"I can't ignore the overwhelmingly despicable violation of trust that occurred here," Goldberg said, "where a mother facilitated a situation which allowed a child predator to ruin the life of a 7-year-old."
The Inquirer is withholding the mother's name because to publish it would also identify the girl, now 10. The judge was also concerned: He said he would order that the evidence be sealed and that the girl's name be redacted from all hearing transcripts.
Nevertheless, all sides agreed that protecting such a victim's privacy could be a lost cause in a time when anyone with a smartphone and Internet access could publish photos worldwide.
Agents from Homeland Security Investigations discovered the crime after Australian police arrested a man there with photos of the girl. The images led them to the mother's boyfriend, Patrick Mergen of Sewell. This year, Goldberg sentenced Mergen to an identical 25-year term in the case.
But how to handle the mother was a question with which the lawyers and the judge openly struggled.
Seldom are women prosecuted as purveyors of child pornography, and rarer is a mother the defendant.
The woman's lawyer, William J. Brennan, who has spent decades in the criminal justice system, told the judge that the case was indefensible and called it "an ugly crime."
Of 231 defendants sentenced under the same charge in 2011, only 13 were women, according to Assistant U.S. Attorney Michael Levy.
He said agents discovered that the woman had taken thousands of photos and videos of her child. Some were explicitly pornographic, others showed the girl in sexually suggestive outfits and poses, sometimes with her mother or Mergen.
In a memo to the judge, Levy noted that the images may "last longer than the child will live."
The girl's name and face have since been passed to the National Center for Missing and Exploited Children, which is required to notify her if the images are ever found online or elsewhere.
The girl, an only child, did not attend the sentencing, but two dozen relatives did. One woman, who said she was like a grandmother to the victim, said the girl has become sullen and withdrawn.
The girl's father fought back tears as he tried to explain "the nightmare" that had enveloped their lives.
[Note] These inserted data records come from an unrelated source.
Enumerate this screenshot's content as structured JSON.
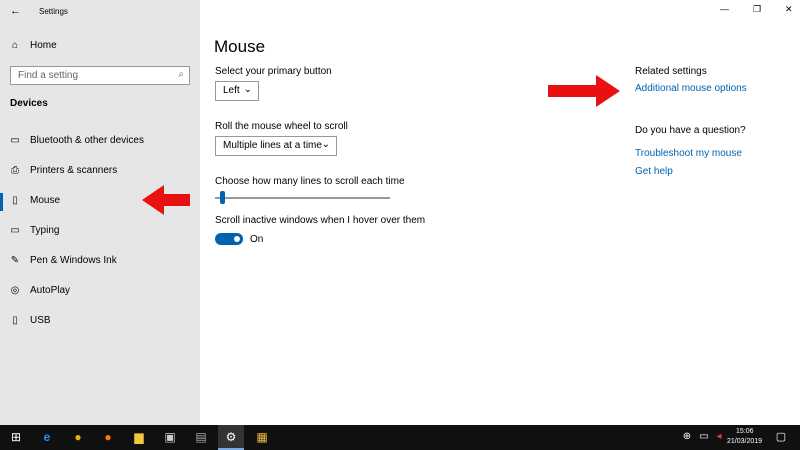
{
  "window": {
    "title": "Settings",
    "minimize": "—",
    "maximize": "❐",
    "close": "✕"
  },
  "sidebar": {
    "home": "Home",
    "search_placeholder": "Find a setting",
    "section": "Devices",
    "items": [
      {
        "label": "Bluetooth & other devices",
        "icon": "bluetooth-icon"
      },
      {
        "label": "Printers & scanners",
        "icon": "printer-icon"
      },
      {
        "label": "Mouse",
        "icon": "mouse-icon"
      },
      {
        "label": "Typing",
        "icon": "keyboard-icon"
      },
      {
        "label": "Pen & Windows Ink",
        "icon": "pen-icon"
      },
      {
        "label": "AutoPlay",
        "icon": "autoplay-icon"
      },
      {
        "label": "USB",
        "icon": "usb-icon"
      }
    ]
  },
  "main": {
    "title": "Mouse",
    "primary_label": "Select your primary button",
    "primary_value": "Left",
    "wheel_label": "Roll the mouse wheel to scroll",
    "wheel_value": "Multiple lines at a time",
    "lines_label": "Choose how many lines to scroll each time",
    "lines_value_fraction": 0.03,
    "inactive_label": "Scroll inactive windows when I hover over them",
    "inactive_state": "On"
  },
  "related": {
    "heading": "Related settings",
    "additional": "Additional mouse options",
    "question": "Do you have a question?",
    "troubleshoot": "Troubleshoot my mouse",
    "help": "Get help"
  },
  "taskbar": {
    "time": "15:06",
    "date": "21/03/2019"
  },
  "colors": {
    "accent": "#0063b1",
    "arrow": "#e81010"
  }
}
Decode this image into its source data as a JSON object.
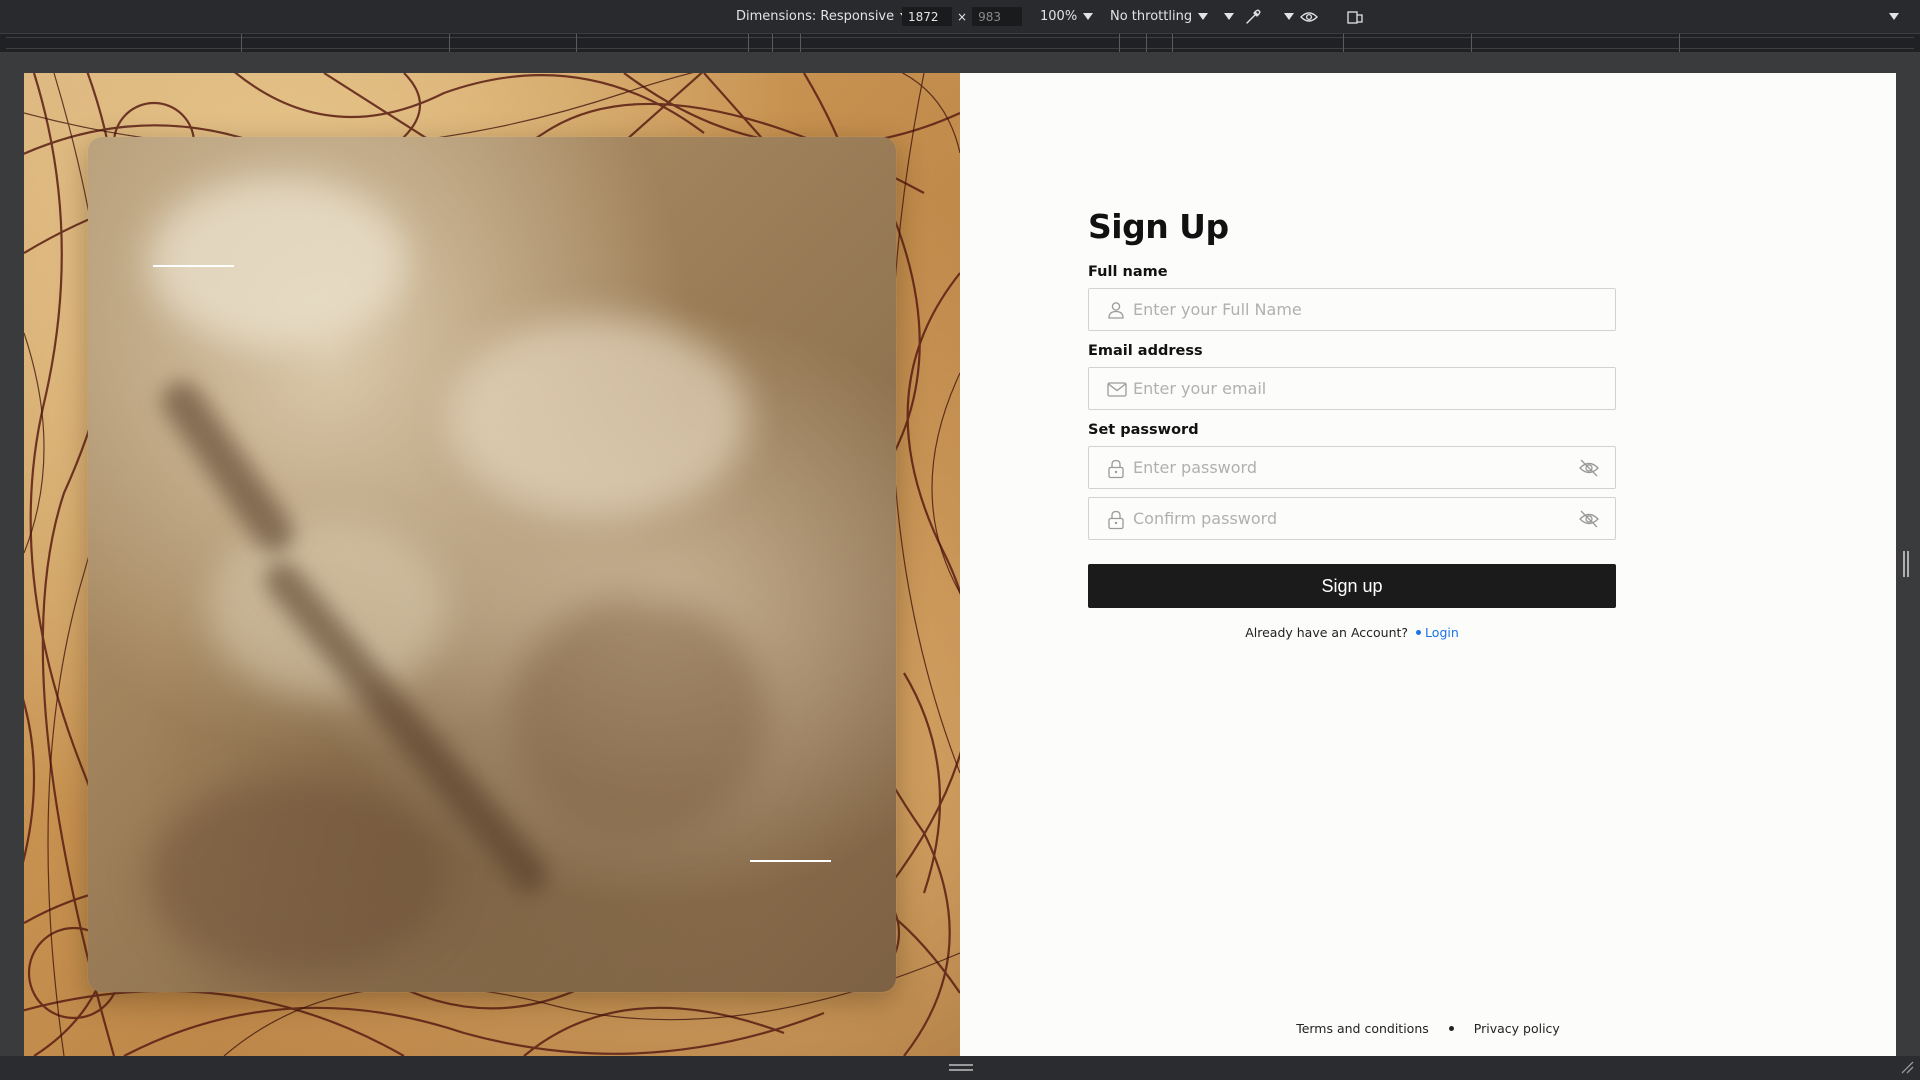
{
  "devtools": {
    "dimensions_label": "Dimensions: Responsive",
    "width_value": "1872",
    "height_value": "983",
    "times_symbol": "×",
    "zoom_label": "100%",
    "throttling_label": "No throttling"
  },
  "signup": {
    "title": "Sign Up",
    "full_name": {
      "label": "Full name",
      "placeholder": "Enter your Full Name"
    },
    "email": {
      "label": "Email address",
      "placeholder": "Enter your email"
    },
    "password": {
      "label": "Set password",
      "placeholder": "Enter password",
      "confirm_placeholder": "Confirm password"
    },
    "submit_label": "Sign up",
    "already_text": "Already have an Account?",
    "login_label": "Login"
  },
  "footer": {
    "terms_label": "Terms and conditions",
    "privacy_label": "Privacy policy"
  },
  "colors": {
    "button_bg": "#1b1b1b",
    "link": "#1a73e8",
    "input_border": "#d2d2d2",
    "devtools_bg": "#292a2d"
  },
  "icons": [
    "user-icon",
    "mail-icon",
    "lock-icon",
    "eye-off-icon",
    "eyedropper-icon",
    "eye-icon",
    "rotate-device-icon"
  ]
}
"The easiest thing to do in the world is to protect your own child," he said, looking at his former wife. "You chose not to do that, to exploit rather than protect."
Contact John P. Martin at 215-925-2649 or firstname.lastname@example.org, or follow on Twitter @JPMartinInky.